ABOUT THIS TASK: Every line below should be repeated exactly as written.

AVAILABLE DATA:
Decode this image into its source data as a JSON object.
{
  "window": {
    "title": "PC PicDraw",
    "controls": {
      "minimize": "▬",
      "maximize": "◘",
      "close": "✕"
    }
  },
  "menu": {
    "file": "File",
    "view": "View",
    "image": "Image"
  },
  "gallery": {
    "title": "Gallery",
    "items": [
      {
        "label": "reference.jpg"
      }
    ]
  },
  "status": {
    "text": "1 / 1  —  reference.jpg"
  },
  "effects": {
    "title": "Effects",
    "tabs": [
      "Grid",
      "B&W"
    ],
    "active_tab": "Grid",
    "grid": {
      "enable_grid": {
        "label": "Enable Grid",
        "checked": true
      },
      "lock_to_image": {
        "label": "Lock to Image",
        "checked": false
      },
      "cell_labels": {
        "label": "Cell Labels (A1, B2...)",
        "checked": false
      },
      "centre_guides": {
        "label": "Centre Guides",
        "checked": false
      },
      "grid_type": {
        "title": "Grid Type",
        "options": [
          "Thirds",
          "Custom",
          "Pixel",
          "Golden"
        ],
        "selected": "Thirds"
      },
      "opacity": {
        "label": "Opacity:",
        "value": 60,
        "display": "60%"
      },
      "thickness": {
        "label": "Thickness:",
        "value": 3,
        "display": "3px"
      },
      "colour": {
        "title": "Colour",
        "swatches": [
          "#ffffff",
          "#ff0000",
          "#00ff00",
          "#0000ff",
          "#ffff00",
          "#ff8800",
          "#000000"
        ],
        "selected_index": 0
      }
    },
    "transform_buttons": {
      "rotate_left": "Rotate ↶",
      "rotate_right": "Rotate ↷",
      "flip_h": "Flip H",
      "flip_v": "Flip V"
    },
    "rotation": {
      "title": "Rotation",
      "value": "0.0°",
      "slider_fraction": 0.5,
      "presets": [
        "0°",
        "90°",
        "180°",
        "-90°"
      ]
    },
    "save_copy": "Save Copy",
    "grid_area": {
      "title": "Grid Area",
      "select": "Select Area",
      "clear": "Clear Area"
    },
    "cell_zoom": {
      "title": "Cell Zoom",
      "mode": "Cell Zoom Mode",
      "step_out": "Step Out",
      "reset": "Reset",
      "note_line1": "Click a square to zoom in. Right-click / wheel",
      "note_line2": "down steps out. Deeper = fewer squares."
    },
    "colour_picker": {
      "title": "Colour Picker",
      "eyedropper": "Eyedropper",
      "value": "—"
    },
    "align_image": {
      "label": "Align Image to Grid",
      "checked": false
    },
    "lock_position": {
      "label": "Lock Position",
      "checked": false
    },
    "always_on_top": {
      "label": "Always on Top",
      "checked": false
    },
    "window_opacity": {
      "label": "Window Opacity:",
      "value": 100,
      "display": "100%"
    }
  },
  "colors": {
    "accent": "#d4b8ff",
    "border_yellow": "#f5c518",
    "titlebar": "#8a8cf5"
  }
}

SOLUTION TO THIS PROBLEM:
Decode this image into its source data as a JSON object.
{
  "window": {
    "title": "PC PicDraw",
    "controls": {
      "minimize": "▬",
      "maximize": "◘",
      "close": "✕"
    }
  },
  "menu": {
    "file": "File",
    "view": "View",
    "image": "Image"
  },
  "gallery": {
    "title": "Gallery",
    "items": [
      {
        "label": "reference.jpg"
      }
    ]
  },
  "status": {
    "text": "1 / 1  —  reference.jpg"
  },
  "effects": {
    "title": "Effects",
    "tabs": [
      "Grid",
      "B&W"
    ],
    "active_tab": "Grid",
    "grid": {
      "enable_grid": {
        "label": "Enable Grid",
        "checked": true
      },
      "lock_to_image": {
        "label": "Lock to Image",
        "checked": false
      },
      "cell_labels": {
        "label": "Cell Labels (A1, B2...)",
        "checked": false
      },
      "centre_guides": {
        "label": "Centre Guides",
        "checked": false
      },
      "grid_type": {
        "title": "Grid Type",
        "options": [
          "Thirds",
          "Custom",
          "Pixel",
          "Golden"
        ],
        "selected": "Thirds"
      },
      "opacity": {
        "label": "Opacity:",
        "value": 60,
        "display": "60%"
      },
      "thickness": {
        "label": "Thickness:",
        "value": 3,
        "display": "3px"
      },
      "colour": {
        "title": "Colour",
        "swatches": [
          "#ffffff",
          "#ff0000",
          "#00ff00",
          "#0000ff",
          "#ffff00",
          "#ff8800",
          "#000000"
        ],
        "selected_index": 0
      }
    },
    "transform_buttons": {
      "rotate_left": "Rotate ↶",
      "rotate_right": "Rotate ↷",
      "flip_h": "Flip H",
      "flip_v": "Flip V"
    },
    "rotation": {
      "title": "Rotation",
      "value": "0.0°",
      "slider_fraction": 0.5,
      "presets": [
        "0°",
        "90°",
        "180°",
        "-90°"
      ]
    },
    "save_copy": "Save Copy",
    "grid_area": {
      "title": "Grid Area",
      "select": "Select Area",
      "clear": "Clear Area"
    },
    "cell_zoom": {
      "title": "Cell Zoom",
      "mode": "Cell Zoom Mode",
      "step_out": "Step Out",
      "reset": "Reset",
      "note_line1": "Click a square to zoom in. Right-click / wheel",
      "note_line2": "down steps out. Deeper = fewer squares."
    },
    "colour_picker": {
      "title": "Colour Picker",
      "eyedropper": "Eyedropper",
      "value": "—"
    },
    "align_image": {
      "label": "Align Image to Grid",
      "checked": false
    },
    "lock_position": {
      "label": "Lock Position",
      "checked": false
    },
    "always_on_top": {
      "label": "Always on Top",
      "checked": false
    },
    "window_opacity": {
      "label": "Window Opacity:",
      "value": 100,
      "display": "100%"
    }
  },
  "colors": {
    "accent": "#d4b8ff",
    "border_yellow": "#f5c518",
    "titlebar": "#8a8cf5"
  }
}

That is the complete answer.